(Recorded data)
--- START ---
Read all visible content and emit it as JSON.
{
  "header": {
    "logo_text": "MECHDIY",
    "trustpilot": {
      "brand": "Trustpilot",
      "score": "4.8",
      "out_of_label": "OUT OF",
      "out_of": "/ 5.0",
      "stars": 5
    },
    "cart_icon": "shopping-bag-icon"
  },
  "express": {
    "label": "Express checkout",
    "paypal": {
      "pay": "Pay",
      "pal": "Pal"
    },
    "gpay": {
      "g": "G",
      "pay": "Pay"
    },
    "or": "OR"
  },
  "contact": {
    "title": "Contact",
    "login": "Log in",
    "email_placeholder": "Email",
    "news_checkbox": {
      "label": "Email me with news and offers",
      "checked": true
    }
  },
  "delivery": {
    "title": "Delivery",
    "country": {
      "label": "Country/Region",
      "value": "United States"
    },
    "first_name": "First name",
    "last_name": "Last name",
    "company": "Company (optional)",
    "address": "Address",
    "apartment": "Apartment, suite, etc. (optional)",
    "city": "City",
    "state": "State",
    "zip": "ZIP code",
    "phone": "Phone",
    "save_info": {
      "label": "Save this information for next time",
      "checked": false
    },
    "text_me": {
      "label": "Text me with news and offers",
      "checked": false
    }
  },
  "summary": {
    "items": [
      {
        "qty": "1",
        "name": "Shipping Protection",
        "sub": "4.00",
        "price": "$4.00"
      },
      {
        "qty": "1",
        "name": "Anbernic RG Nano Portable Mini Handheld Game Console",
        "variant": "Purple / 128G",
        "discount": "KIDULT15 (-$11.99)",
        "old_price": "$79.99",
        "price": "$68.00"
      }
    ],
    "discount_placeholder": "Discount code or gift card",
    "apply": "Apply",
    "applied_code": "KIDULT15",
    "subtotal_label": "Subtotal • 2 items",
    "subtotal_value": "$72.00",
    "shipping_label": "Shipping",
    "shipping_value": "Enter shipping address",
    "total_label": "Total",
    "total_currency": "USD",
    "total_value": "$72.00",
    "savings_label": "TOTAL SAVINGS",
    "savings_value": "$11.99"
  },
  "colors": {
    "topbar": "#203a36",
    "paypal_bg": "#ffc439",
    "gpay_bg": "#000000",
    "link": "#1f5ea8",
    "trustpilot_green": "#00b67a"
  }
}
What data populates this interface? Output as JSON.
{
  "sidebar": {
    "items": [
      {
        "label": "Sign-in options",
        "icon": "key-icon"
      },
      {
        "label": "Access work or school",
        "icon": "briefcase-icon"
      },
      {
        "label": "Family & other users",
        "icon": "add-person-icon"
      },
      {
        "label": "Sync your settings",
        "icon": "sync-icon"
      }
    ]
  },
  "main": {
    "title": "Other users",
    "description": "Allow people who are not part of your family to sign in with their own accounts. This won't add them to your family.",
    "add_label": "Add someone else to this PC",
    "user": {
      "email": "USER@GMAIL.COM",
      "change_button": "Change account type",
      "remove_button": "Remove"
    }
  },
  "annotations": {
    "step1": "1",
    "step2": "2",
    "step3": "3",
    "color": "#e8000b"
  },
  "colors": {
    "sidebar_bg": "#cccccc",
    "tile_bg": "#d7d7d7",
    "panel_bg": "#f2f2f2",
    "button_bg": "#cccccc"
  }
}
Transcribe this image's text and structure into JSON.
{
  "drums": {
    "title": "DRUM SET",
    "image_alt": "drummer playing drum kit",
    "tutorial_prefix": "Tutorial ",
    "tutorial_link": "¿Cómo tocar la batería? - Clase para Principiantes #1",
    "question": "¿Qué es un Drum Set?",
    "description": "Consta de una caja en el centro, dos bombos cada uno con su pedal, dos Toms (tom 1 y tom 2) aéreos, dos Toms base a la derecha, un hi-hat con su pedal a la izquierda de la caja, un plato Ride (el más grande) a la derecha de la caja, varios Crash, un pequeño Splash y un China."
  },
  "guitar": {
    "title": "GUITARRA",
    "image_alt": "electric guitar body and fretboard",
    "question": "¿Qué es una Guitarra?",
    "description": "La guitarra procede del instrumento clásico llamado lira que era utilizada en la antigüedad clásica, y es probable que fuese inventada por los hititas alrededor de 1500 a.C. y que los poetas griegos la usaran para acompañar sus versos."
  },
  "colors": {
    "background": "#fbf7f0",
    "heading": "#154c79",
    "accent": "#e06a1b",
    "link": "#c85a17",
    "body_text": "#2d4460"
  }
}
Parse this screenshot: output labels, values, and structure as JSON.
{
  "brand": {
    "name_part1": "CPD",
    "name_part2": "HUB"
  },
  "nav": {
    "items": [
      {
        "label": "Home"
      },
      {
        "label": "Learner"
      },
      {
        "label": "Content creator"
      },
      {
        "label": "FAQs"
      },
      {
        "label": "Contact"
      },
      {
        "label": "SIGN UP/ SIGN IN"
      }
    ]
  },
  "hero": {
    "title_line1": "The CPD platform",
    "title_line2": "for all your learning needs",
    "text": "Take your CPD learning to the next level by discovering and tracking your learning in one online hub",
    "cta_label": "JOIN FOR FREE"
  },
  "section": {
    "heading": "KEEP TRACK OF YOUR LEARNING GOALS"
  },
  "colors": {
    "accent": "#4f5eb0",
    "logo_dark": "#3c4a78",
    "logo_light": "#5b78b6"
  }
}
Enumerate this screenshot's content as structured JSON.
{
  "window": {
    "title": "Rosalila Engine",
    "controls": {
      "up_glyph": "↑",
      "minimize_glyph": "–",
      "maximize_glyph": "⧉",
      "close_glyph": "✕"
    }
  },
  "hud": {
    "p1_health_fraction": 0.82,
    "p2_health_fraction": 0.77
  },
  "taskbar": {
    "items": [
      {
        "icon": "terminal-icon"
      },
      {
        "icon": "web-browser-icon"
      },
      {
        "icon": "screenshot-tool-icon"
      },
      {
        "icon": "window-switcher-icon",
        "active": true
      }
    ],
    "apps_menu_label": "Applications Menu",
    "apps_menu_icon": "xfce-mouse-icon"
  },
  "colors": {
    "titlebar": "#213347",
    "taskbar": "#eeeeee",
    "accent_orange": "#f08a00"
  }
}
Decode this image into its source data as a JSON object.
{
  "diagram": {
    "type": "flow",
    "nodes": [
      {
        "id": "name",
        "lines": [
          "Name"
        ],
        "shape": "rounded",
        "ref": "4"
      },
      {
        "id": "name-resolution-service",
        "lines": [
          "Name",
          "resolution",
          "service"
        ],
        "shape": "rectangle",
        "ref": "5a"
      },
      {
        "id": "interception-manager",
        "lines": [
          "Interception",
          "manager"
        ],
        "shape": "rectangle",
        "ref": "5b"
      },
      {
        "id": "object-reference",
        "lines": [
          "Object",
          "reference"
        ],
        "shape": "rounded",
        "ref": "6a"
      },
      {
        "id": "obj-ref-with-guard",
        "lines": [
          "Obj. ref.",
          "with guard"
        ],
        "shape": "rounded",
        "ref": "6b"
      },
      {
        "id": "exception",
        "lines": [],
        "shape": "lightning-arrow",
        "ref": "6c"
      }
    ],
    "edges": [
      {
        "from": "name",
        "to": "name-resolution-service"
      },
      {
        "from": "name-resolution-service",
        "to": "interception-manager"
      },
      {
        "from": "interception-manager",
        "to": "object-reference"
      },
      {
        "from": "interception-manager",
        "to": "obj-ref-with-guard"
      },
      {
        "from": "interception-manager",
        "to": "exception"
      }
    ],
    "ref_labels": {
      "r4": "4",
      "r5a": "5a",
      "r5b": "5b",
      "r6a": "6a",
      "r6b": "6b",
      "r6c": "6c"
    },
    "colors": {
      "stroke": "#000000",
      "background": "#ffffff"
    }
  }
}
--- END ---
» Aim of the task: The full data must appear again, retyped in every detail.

» Response to this exercise:
Read all visible content and emit it as JSON.
{
  "header": {
    "logo_text": "MECHDIY",
    "trustpilot": {
      "brand": "Trustpilot",
      "score": "4.8",
      "out_of_label": "OUT OF",
      "out_of": "/ 5.0",
      "stars": 5
    },
    "cart_icon": "shopping-bag-icon"
  },
  "express": {
    "label": "Express checkout",
    "paypal": {
      "pay": "Pay",
      "pal": "Pal"
    },
    "gpay": {
      "g": "G",
      "pay": "Pay"
    },
    "or": "OR"
  },
  "contact": {
    "title": "Contact",
    "login": "Log in",
    "email_placeholder": "Email",
    "news_checkbox": {
      "label": "Email me with news and offers",
      "checked": true
    }
  },
  "delivery": {
    "title": "Delivery",
    "country": {
      "label": "Country/Region",
      "value": "United States"
    },
    "first_name": "First name",
    "last_name": "Last name",
    "company": "Company (optional)",
    "address": "Address",
    "apartment": "Apartment, suite, etc. (optional)",
    "city": "City",
    "state": "State",
    "zip": "ZIP code",
    "phone": "Phone",
    "save_info": {
      "label": "Save this information for next time",
      "checked": false
    },
    "text_me": {
      "label": "Text me with news and offers",
      "checked": false
    }
  },
  "summary": {
    "items": [
      {
        "qty": "1",
        "name": "Shipping Protection",
        "sub": "4.00",
        "price": "$4.00"
      },
      {
        "qty": "1",
        "name": "Anbernic RG Nano Portable Mini Handheld Game Console",
        "variant": "Purple / 128G",
        "discount": "KIDULT15 (-$11.99)",
        "old_price": "$79.99",
        "price": "$68.00"
      }
    ],
    "discount_placeholder": "Discount code or gift card",
    "apply": "Apply",
    "applied_code": "KIDULT15",
    "subtotal_label": "Subtotal • 2 items",
    "subtotal_value": "$72.00",
    "shipping_label": "Shipping",
    "shipping_value": "Enter shipping address",
    "total_label": "Total",
    "total_currency": "USD",
    "total_value": "$72.00",
    "savings_label": "TOTAL SAVINGS",
    "savings_value": "$11.99"
  },
  "colors": {
    "topbar": "#203a36",
    "paypal_bg": "#ffc439",
    "gpay_bg": "#000000",
    "link": "#1f5ea8",
    "trustpilot_green": "#00b67a"
  }
}
What data populates this interface? Output as JSON.
{
  "sidebar": {
    "items": [
      {
        "label": "Sign-in options",
        "icon": "key-icon"
      },
      {
        "label": "Access work or school",
        "icon": "briefcase-icon"
      },
      {
        "label": "Family & other users",
        "icon": "add-person-icon"
      },
      {
        "label": "Sync your settings",
        "icon": "sync-icon"
      }
    ]
  },
  "main": {
    "title": "Other users",
    "description": "Allow people who are not part of your family to sign in with their own accounts. This won't add them to your family.",
    "add_label": "Add someone else to this PC",
    "user": {
      "email": "USER@GMAIL.COM",
      "change_button": "Change account type",
      "remove_button": "Remove"
    }
  },
  "annotations": {
    "step1": "1",
    "step2": "2",
    "step3": "3",
    "color": "#e8000b"
  },
  "colors": {
    "sidebar_bg": "#cccccc",
    "tile_bg": "#d7d7d7",
    "panel_bg": "#f2f2f2",
    "button_bg": "#cccccc"
  }
}
Transcribe this image's text and structure into JSON.
{
  "drums": {
    "title": "DRUM SET",
    "image_alt": "drummer playing drum kit",
    "tutorial_prefix": "Tutorial ",
    "tutorial_link": "¿Cómo tocar la batería? - Clase para Principiantes #1",
    "question": "¿Qué es un Drum Set?",
    "description": "Consta de una caja en el centro, dos bombos cada uno con su pedal, dos Toms (tom 1 y tom 2) aéreos, dos Toms base a la derecha, un hi-hat con su pedal a la izquierda de la caja, un plato Ride (el más grande) a la derecha de la caja, varios Crash, un pequeño Splash y un China."
  },
  "guitar": {
    "title": "GUITARRA",
    "image_alt": "electric guitar body and fretboard",
    "question": "¿Qué es una Guitarra?",
    "description": "La guitarra procede del instrumento clásico llamado lira que era utilizada en la antigüedad clásica, y es probable que fuese inventada por los hititas alrededor de 1500 a.C. y que los poetas griegos la usaran para acompañar sus versos."
  },
  "colors": {
    "background": "#fbf7f0",
    "heading": "#154c79",
    "accent": "#e06a1b",
    "link": "#c85a17",
    "body_text": "#2d4460"
  }
}
Parse this screenshot: output labels, values, and structure as JSON.
{
  "brand": {
    "name_part1": "CPD",
    "name_part2": "HUB"
  },
  "nav": {
    "items": [
      {
        "label": "Home"
      },
      {
        "label": "Learner"
      },
      {
        "label": "Content creator"
      },
      {
        "label": "FAQs"
      },
      {
        "label": "Contact"
      },
      {
        "label": "SIGN UP/ SIGN IN"
      }
    ]
  },
  "hero": {
    "title_line1": "The CPD platform",
    "title_line2": "for all your learning needs",
    "text": "Take your CPD learning to the next level by discovering and tracking your learning in one online hub",
    "cta_label": "JOIN FOR FREE"
  },
  "section": {
    "heading": "KEEP TRACK OF YOUR LEARNING GOALS"
  },
  "colors": {
    "accent": "#4f5eb0",
    "logo_dark": "#3c4a78",
    "logo_light": "#5b78b6"
  }
}
Enumerate this screenshot's content as structured JSON.
{
  "window": {
    "title": "Rosalila Engine",
    "controls": {
      "up_glyph": "↑",
      "minimize_glyph": "–",
      "maximize_glyph": "⧉",
      "close_glyph": "✕"
    }
  },
  "hud": {
    "p1_health_fraction": 0.82,
    "p2_health_fraction": 0.77
  },
  "taskbar": {
    "items": [
      {
        "icon": "terminal-icon"
      },
      {
        "icon": "web-browser-icon"
      },
      {
        "icon": "screenshot-tool-icon"
      },
      {
        "icon": "window-switcher-icon",
        "active": true
      }
    ],
    "apps_menu_label": "Applications Menu",
    "apps_menu_icon": "xfce-mouse-icon"
  },
  "colors": {
    "titlebar": "#213347",
    "taskbar": "#eeeeee",
    "accent_orange": "#f08a00"
  }
}
Decode this image into its source data as a JSON object.
{
  "diagram": {
    "type": "flow",
    "nodes": [
      {
        "id": "name",
        "lines": [
          "Name"
        ],
        "shape": "rounded",
        "ref": "4"
      },
      {
        "id": "name-resolution-service",
        "lines": [
          "Name",
          "resolution",
          "service"
        ],
        "shape": "rectangle",
        "ref": "5a"
      },
      {
        "id": "interception-manager",
        "lines": [
          "Interception",
          "manager"
        ],
        "shape": "rectangle",
        "ref": "5b"
      },
      {
        "id": "object-reference",
        "lines": [
          "Object",
          "reference"
        ],
        "shape": "rounded",
        "ref": "6a"
      },
      {
        "id": "obj-ref-with-guard",
        "lines": [
          "Obj. ref.",
          "with guard"
        ],
        "shape": "rounded",
        "ref": "6b"
      },
      {
        "id": "exception",
        "lines": [],
        "shape": "lightning-arrow",
        "ref": "6c"
      }
    ],
    "edges": [
      {
        "from": "name",
        "to": "name-resolution-service"
      },
      {
        "from": "name-resolution-service",
        "to": "interception-manager"
      },
      {
        "from": "interception-manager",
        "to": "object-reference"
      },
      {
        "from": "interception-manager",
        "to": "obj-ref-with-guard"
      },
      {
        "from": "interception-manager",
        "to": "exception"
      }
    ],
    "ref_labels": {
      "r4": "4",
      "r5a": "5a",
      "r5b": "5b",
      "r6a": "6a",
      "r6b": "6b",
      "r6c": "6c"
    },
    "colors": {
      "stroke": "#000000",
      "background": "#ffffff"
    }
  }
}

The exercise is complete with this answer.